### [DATA IN THIS EXERCISE]
=-=-=

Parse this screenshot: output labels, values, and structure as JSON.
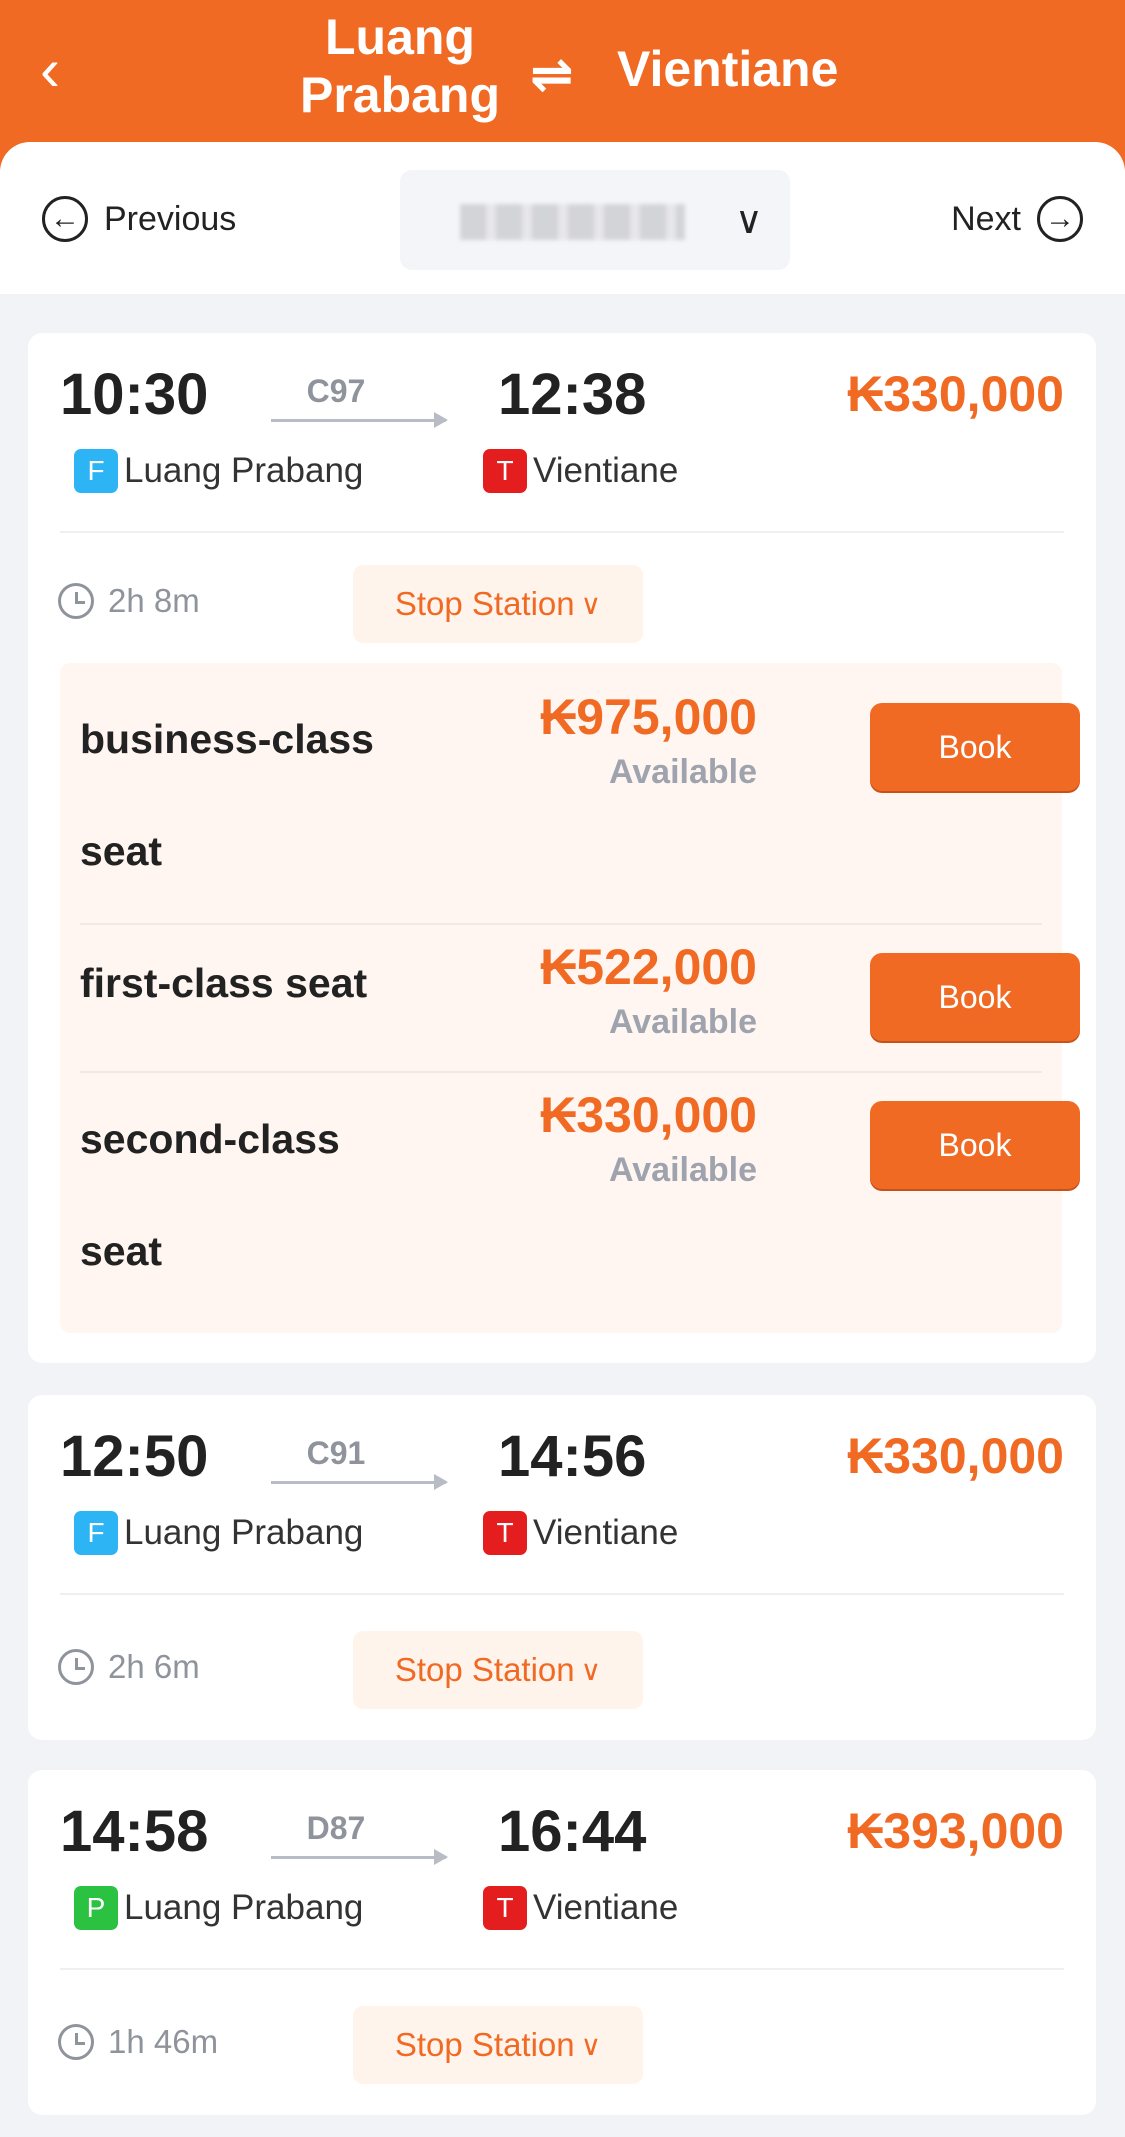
{
  "header": {
    "from": "Luang Prabang",
    "swap_icon": "⇌",
    "to": "Vientiane",
    "back_icon": "‹"
  },
  "datebar": {
    "previous": "Previous",
    "next": "Next",
    "date_value": "",
    "dropdown_icon": "chevron-down"
  },
  "currency": "₭",
  "trains": [
    {
      "depart": "10:30",
      "arrive": "12:38",
      "train_no": "C97",
      "price": "₭330,000",
      "from_badge": "F",
      "from_badge_color": "#2db4f4",
      "from_station": "Luang Prabang",
      "to_badge": "T",
      "to_badge_color": "#e41e1e",
      "to_station": "Vientiane",
      "duration": "2h 8m",
      "stop_station": "Stop Station",
      "seats": [
        {
          "name": "business-class seat",
          "price": "₭975,000",
          "status": "Available",
          "book": "Book"
        },
        {
          "name": "first-class seat",
          "price": "₭522,000",
          "status": "Available",
          "book": "Book"
        },
        {
          "name": "second-class seat",
          "price": "₭330,000",
          "status": "Available",
          "book": "Book"
        }
      ]
    },
    {
      "depart": "12:50",
      "arrive": "14:56",
      "train_no": "C91",
      "price": "₭330,000",
      "from_badge": "F",
      "from_badge_color": "#2db4f4",
      "from_station": "Luang Prabang",
      "to_badge": "T",
      "to_badge_color": "#e41e1e",
      "to_station": "Vientiane",
      "duration": "2h 6m",
      "stop_station": "Stop Station"
    },
    {
      "depart": "14:58",
      "arrive": "16:44",
      "train_no": "D87",
      "price": "₭393,000",
      "from_badge": "P",
      "from_badge_color": "#2ac240",
      "from_station": "Luang Prabang",
      "to_badge": "T",
      "to_badge_color": "#e41e1e",
      "to_station": "Vientiane",
      "duration": "1h 46m",
      "stop_station": "Stop Station"
    }
  ],
  "colors": {
    "accent": "#f06a24",
    "background": "#f2f3f7"
  }
}
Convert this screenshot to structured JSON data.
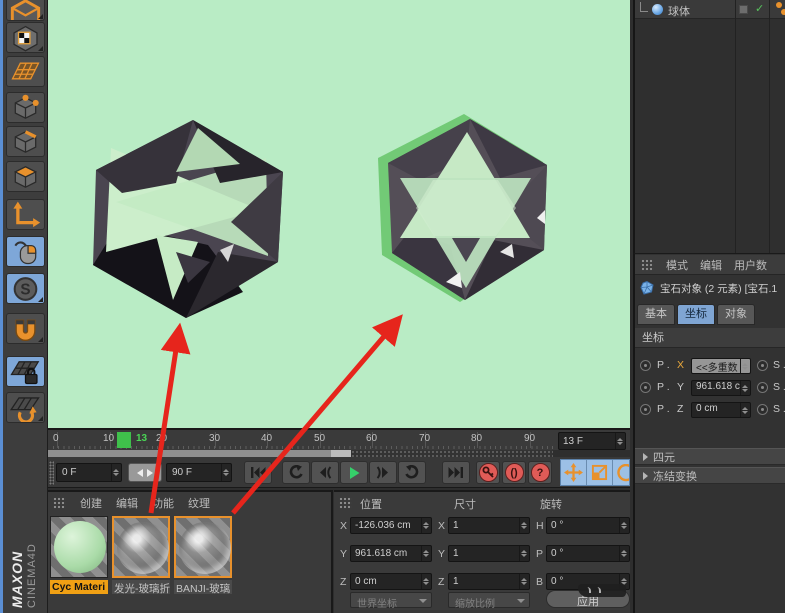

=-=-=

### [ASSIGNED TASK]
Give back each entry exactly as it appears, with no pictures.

### [ANSWER TO THIS PROBLEM]
Parse this screenshot: output labels, values, and structure as JSON.
{
  "header": {
    "from": "Luang Prabang",
    "swap_icon": "⇌",
    "to": "Vientiane",
    "back_icon": "‹"
  },
  "datebar": {
    "previous": "Previous",
    "next": "Next",
    "date_value": "",
    "dropdown_icon": "chevron-down"
  },
  "currency": "₭",
  "trains": [
    {
      "depart": "10:30",
      "arrive": "12:38",
      "train_no": "C97",
      "price": "₭330,000",
      "from_badge": "F",
      "from_badge_color": "#2db4f4",
      "from_station": "Luang Prabang",
      "to_badge": "T",
      "to_badge_color": "#e41e1e",
      "to_station": "Vientiane",
      "duration": "2h 8m",
      "stop_station": "Stop Station",
      "seats": [
        {
          "name": "business-class seat",
          "price": "₭975,000",
          "status": "Available",
          "book": "Book"
        },
        {
          "name": "first-class seat",
          "price": "₭522,000",
          "status": "Available",
          "book": "Book"
        },
        {
          "name": "second-class seat",
          "price": "₭330,000",
          "status": "Available",
          "book": "Book"
        }
      ]
    },
    {
      "depart": "12:50",
      "arrive": "14:56",
      "train_no": "C91",
      "price": "₭330,000",
      "from_badge": "F",
      "from_badge_color": "#2db4f4",
      "from_station": "Luang Prabang",
      "to_badge": "T",
      "to_badge_color": "#e41e1e",
      "to_station": "Vientiane",
      "duration": "2h 6m",
      "stop_station": "Stop Station"
    },
    {
      "depart": "14:58",
      "arrive": "16:44",
      "train_no": "D87",
      "price": "₭393,000",
      "from_badge": "P",
      "from_badge_color": "#2ac240",
      "from_station": "Luang Prabang",
      "to_badge": "T",
      "to_badge_color": "#e41e1e",
      "to_station": "Vientiane",
      "duration": "1h 46m",
      "stop_station": "Stop Station"
    }
  ],
  "colors": {
    "accent": "#f06a24",
    "background": "#f2f3f7"
  }
}
Convert this screenshot to structured JSON data.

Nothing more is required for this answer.